Footnotes (125)



Law Without Authority: Sources of the Welfare State in Spinoza's Tractatus Theologico-Politicus

Arthur J. Jacobson

Cardozo Law School

Cardozo Law Review, Forthcoming

In his Tractatus Theologico-Politicus (1670), Spinoza mounts an attack on authority in all its forms, including the authority of law and the state. Because authority in all its forms is a product of the imagination, obligation can never be justified. The subjects of Spinoza's commonwealth have no duties, only rights. Spinoza replaces the authority of the commonwealth with the welfare of subjects as the sign and the source of the commonwealth's flourishing. Spinoza was thus the first to propose that the only way for commonwealths to maintain the illusion of authority is by attending to the welfare of their citizens.

Number of Pages in PDF File: 59

Open PDF in Browser Download This Paper

Date posted: October 7, 2004  

Suggested Citation

Jacobson, Arthur J., Law Without Authority: Sources of the Welfare State in Spinoza's Tractatus Theologico-Politicus.

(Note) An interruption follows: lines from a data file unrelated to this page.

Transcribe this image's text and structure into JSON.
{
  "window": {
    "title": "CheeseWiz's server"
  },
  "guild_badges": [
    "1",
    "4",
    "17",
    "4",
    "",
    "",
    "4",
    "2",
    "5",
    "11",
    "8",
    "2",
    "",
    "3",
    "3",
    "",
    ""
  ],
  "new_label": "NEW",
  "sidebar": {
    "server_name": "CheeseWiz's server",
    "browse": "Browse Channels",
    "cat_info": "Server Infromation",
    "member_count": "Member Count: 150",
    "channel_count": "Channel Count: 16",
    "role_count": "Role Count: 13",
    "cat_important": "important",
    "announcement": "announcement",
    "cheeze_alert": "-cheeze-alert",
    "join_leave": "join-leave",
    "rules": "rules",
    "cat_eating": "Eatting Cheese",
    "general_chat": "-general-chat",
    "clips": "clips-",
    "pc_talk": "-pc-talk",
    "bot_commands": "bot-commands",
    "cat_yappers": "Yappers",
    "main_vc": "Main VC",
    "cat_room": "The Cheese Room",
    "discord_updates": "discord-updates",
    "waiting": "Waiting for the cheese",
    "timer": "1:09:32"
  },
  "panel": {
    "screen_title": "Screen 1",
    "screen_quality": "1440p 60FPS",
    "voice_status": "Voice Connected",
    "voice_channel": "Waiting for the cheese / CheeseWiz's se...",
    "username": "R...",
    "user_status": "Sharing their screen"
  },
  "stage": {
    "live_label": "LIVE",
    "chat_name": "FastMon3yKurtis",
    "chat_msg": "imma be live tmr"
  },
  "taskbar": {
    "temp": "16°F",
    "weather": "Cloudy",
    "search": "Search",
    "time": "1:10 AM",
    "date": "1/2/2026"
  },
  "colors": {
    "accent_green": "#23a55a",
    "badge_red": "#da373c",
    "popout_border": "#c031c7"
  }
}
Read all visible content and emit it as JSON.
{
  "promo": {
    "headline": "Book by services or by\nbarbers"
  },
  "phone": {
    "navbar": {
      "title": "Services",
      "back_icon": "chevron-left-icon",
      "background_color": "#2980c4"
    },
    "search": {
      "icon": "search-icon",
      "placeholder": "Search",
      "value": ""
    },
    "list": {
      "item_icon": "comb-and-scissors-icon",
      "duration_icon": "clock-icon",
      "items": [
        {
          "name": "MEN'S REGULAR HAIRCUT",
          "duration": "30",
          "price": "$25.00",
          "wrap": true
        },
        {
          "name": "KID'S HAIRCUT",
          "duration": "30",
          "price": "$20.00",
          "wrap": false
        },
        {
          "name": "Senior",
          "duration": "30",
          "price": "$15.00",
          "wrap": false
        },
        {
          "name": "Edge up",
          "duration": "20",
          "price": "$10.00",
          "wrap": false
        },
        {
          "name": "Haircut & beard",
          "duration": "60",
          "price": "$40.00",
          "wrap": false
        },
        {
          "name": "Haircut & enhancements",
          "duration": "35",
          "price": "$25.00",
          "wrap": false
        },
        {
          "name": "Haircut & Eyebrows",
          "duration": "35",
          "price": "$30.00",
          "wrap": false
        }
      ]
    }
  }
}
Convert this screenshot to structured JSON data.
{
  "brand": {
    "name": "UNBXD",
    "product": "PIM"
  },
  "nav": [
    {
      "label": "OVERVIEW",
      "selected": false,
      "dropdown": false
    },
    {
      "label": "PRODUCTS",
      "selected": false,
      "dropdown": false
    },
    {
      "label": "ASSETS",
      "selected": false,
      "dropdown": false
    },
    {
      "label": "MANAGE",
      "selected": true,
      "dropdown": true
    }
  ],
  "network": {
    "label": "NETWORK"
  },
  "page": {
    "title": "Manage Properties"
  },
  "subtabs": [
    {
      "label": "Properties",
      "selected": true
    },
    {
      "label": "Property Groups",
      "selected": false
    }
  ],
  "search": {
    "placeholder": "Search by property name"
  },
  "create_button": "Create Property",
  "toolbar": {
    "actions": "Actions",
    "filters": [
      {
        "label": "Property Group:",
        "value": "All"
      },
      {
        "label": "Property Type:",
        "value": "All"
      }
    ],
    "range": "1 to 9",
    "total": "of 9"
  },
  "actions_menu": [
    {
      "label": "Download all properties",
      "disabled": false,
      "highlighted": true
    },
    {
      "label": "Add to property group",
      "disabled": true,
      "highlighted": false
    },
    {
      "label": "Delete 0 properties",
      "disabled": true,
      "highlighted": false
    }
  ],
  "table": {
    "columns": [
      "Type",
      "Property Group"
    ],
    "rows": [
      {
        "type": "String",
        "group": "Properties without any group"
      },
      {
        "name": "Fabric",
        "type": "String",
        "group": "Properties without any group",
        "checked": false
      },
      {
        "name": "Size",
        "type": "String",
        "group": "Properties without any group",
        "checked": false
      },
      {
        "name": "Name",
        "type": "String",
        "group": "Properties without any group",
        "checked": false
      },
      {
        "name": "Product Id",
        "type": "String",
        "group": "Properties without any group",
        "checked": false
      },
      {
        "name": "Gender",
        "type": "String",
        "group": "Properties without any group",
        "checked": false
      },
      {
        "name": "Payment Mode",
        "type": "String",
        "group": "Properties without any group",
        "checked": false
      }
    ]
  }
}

Cardozo Law Review, Forthcoming. Available at SSRN: http://ssrn.com/abstract=571085

Contact Information

Arthur J. Jacobson (Contact Author)
Cardozo Law School ( email )
55 Fifth Ave.
New York, NY 10003
United States
212-790-0218 (Phone)
212-790-0205 (Fax)
Feedback to SSRN

Paper statistics
Abstract Views: 2,266
Downloads: 312
Download Rank: 64,288
Footnotes:  125

© 2015 Social Science Electronic Publishing, Inc. All Rights Reserved.  FAQ   Terms of Use   Privacy Policy   Copyright   Contact Us
This page was processed by apollo8 in 0.296 seconds